About this exercise:
Look through the listing below for lines containing "root". State how many there are, and nothing else.

Listed entries:
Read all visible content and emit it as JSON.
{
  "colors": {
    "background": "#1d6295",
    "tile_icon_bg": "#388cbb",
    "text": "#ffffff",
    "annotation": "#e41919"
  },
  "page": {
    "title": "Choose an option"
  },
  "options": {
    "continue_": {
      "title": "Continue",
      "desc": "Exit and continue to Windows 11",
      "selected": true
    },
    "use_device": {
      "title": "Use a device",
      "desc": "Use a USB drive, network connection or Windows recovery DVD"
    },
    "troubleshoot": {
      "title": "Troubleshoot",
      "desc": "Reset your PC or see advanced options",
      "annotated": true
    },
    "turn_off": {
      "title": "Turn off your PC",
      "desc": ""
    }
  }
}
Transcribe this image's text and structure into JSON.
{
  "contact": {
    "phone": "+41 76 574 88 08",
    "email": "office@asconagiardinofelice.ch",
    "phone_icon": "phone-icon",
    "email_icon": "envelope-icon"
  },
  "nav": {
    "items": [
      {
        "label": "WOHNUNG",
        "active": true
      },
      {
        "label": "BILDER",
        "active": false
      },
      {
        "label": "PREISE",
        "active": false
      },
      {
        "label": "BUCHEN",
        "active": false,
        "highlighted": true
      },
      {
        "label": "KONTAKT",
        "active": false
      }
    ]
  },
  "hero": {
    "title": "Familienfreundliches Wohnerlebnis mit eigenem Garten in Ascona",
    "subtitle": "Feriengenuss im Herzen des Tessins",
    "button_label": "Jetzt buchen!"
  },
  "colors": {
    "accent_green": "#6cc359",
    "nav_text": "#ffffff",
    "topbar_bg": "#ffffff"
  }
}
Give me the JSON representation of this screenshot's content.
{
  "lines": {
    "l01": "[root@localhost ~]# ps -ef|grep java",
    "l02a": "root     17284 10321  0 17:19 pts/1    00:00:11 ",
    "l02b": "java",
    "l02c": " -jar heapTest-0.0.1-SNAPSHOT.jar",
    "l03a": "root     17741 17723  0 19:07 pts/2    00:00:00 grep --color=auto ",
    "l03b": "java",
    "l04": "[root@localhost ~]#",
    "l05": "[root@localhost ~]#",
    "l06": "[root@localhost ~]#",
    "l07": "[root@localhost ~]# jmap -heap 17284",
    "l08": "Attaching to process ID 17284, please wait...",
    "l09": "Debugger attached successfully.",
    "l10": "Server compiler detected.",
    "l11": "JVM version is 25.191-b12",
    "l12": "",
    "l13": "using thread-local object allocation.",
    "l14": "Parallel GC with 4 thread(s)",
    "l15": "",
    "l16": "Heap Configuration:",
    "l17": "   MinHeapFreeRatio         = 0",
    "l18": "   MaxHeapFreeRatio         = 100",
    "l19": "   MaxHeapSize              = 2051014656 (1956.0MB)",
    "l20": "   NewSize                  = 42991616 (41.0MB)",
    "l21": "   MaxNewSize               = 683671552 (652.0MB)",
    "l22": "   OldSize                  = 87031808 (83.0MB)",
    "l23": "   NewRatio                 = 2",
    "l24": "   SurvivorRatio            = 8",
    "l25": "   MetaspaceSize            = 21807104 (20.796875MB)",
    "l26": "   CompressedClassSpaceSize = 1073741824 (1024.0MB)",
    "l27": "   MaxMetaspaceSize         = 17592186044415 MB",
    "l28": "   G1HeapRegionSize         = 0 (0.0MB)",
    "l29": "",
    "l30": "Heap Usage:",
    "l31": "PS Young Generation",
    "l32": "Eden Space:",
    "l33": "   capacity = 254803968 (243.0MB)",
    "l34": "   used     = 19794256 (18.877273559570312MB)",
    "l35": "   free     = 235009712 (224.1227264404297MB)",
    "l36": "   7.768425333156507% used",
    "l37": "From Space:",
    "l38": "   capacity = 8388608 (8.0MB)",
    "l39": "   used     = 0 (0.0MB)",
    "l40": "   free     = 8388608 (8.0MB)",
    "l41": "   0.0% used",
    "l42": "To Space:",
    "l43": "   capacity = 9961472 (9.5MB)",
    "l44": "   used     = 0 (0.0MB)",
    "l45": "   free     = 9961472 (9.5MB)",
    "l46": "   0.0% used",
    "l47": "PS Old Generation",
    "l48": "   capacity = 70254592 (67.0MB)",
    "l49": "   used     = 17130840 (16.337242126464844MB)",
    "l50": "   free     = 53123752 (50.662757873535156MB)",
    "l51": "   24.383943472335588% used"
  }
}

Exercise result:
7